Weird shapes may play in no-trump
Laurence J. Peter was a Canadian educator and “hierarchiologist” who said “Real, constructive mental power lies in the creative thought that shapes your destiny, and your hour-by-hour mental conduct produces power for change in your life. Develop a train of thought on which to ride.” In bridge, the shape of a hand has a big influence, in particular during the auction. With a distributional hand, we bid our long suits; in contrast, balanced hands aim toward no-trump -- but not always. What do you think of the bidding in this deal? Also, how should South plan the play in three no-trump after West leads the heart nine: two, six, jack? How would six diamonds by North get on?
I like the auction, although six diamonds isn’t bad. (Here, with double-dummy play, East has to lead a trump to defeat the slam. But if the black-suit aces were exchanged, seven diamonds would be makable.)
North’s two-diamond rebid was forcing one round, promising at least game-invitational values. South, with stoppers in the unbid heart suit, was right to bid two no-trump, despite how weird that looked with his void. North could not have four hearts, because she would have rebid two hearts, not two diamonds.

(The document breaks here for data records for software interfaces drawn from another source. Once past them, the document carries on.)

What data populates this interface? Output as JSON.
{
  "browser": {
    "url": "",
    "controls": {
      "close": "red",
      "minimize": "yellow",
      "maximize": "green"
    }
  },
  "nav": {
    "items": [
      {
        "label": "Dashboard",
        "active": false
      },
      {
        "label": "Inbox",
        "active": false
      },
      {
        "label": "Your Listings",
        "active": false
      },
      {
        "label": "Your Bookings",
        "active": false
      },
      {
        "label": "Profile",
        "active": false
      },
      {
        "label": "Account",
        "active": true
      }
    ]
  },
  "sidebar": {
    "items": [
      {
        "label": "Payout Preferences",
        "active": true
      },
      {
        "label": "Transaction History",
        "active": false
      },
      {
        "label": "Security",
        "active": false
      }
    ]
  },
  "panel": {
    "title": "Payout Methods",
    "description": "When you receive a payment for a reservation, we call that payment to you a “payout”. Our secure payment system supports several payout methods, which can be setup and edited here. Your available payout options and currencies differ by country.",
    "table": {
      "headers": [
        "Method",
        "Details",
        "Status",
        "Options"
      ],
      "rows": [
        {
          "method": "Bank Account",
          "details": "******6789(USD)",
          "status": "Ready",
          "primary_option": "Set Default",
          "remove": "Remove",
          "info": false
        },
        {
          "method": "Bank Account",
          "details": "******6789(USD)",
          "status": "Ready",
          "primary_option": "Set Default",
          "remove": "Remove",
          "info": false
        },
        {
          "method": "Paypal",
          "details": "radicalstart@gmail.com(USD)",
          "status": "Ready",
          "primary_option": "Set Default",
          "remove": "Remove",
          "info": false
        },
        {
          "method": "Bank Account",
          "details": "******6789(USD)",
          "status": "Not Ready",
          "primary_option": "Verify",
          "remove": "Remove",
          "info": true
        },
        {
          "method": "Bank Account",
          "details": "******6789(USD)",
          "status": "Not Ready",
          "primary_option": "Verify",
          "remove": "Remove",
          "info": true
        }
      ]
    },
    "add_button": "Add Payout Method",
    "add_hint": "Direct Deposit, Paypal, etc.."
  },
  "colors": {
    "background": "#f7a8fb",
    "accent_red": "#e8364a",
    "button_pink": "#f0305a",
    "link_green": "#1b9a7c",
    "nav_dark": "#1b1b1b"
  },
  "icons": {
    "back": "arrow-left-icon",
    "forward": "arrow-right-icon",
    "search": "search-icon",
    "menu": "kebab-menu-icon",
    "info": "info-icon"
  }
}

In three no-trump, South started with seven top tricks: two hearts and five diamonds. He led the club king at trick two, intent on establishing two winners there. East played low, so South continued with the club queen. When East took that trick, he had no good play. Eventually, South won 10 tricks.